What you have to do
Scan the entries below and count the lines holding the string "Provisioned". Supply only the number.

● ● ●

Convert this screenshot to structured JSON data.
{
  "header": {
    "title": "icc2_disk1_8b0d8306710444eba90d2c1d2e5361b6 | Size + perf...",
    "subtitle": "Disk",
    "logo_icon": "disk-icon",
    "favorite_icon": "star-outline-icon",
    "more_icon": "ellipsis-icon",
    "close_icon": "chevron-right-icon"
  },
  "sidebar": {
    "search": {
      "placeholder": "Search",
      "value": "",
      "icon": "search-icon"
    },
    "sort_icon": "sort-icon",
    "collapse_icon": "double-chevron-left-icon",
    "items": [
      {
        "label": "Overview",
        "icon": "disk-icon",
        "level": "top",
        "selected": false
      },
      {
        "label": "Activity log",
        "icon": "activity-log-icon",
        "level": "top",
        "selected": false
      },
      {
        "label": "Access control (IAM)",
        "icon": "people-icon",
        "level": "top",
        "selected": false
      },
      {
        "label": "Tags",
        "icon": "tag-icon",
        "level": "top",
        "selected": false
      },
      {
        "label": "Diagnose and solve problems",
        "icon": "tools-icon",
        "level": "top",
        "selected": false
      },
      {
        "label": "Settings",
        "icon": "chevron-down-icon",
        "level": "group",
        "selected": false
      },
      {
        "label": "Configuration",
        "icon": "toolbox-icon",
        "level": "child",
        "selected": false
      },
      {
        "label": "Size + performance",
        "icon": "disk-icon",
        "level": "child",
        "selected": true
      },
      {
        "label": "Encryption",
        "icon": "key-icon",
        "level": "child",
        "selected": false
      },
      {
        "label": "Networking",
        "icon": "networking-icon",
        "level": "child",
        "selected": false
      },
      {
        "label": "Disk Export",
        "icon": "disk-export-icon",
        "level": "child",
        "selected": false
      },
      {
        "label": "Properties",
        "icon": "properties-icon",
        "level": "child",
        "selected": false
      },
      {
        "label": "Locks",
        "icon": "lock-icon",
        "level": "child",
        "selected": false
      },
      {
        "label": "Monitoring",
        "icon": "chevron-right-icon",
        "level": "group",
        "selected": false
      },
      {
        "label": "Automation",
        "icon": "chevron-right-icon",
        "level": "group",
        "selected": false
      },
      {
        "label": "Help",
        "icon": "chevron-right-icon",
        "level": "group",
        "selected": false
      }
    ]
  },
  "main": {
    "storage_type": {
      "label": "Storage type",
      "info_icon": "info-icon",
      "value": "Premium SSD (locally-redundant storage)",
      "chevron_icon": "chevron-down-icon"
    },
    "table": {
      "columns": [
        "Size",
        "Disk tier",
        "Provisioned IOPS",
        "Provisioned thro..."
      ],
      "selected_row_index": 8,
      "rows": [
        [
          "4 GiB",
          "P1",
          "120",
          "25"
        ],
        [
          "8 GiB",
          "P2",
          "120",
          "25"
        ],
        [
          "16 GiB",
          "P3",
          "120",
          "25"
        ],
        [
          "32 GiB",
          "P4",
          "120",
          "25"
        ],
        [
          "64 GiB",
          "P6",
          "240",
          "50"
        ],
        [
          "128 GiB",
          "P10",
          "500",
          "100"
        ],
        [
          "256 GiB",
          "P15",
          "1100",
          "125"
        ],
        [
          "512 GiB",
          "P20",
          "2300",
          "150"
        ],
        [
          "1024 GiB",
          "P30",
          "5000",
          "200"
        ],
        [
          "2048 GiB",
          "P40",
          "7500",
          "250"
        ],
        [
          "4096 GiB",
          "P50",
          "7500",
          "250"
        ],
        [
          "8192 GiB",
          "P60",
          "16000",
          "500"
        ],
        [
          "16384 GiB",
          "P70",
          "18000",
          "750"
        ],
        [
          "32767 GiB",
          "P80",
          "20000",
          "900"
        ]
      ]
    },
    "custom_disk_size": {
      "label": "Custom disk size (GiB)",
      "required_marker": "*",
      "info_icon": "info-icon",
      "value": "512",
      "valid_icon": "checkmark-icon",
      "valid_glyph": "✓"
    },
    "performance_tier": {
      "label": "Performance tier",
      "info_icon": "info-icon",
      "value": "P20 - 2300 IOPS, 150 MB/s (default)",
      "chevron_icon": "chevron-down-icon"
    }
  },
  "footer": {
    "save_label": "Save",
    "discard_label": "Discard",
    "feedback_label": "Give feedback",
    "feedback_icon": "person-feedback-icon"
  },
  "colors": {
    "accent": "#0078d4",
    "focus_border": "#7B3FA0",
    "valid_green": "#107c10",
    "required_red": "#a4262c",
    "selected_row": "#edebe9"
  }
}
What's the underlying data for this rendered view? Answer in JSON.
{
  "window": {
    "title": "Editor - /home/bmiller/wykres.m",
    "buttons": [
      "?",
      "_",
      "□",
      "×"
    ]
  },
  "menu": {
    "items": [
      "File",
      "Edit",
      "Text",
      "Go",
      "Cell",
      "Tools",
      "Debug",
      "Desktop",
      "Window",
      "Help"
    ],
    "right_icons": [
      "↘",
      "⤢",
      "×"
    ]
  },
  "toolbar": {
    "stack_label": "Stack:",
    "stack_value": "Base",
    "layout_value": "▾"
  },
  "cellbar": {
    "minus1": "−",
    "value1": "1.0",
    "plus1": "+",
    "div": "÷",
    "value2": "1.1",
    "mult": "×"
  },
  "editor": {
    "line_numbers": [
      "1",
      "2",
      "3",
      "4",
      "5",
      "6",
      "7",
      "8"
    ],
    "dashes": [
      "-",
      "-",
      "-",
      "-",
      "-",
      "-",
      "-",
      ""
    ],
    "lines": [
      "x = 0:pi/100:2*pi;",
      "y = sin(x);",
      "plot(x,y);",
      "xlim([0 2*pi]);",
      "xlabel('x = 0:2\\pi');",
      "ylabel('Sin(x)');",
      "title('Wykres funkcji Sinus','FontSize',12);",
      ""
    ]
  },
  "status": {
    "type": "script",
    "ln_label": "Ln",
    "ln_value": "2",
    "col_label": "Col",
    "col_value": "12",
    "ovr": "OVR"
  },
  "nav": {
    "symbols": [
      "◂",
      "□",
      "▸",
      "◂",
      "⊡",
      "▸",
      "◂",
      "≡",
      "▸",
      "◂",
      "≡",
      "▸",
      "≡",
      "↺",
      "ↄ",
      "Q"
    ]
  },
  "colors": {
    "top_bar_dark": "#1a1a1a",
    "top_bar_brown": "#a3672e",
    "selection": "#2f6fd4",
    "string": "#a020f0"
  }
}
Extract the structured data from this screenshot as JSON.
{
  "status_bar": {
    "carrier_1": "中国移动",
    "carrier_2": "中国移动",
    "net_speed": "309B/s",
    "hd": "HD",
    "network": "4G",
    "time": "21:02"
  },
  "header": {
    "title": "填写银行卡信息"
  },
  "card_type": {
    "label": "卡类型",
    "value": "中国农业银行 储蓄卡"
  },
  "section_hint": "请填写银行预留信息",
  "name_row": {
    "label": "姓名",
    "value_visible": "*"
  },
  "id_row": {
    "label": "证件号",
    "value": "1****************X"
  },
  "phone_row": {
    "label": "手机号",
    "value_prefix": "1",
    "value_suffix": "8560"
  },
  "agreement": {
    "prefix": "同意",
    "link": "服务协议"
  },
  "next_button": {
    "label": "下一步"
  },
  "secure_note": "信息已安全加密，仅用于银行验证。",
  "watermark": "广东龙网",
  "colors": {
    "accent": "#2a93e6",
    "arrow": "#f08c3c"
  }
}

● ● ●

Response to the exercise
2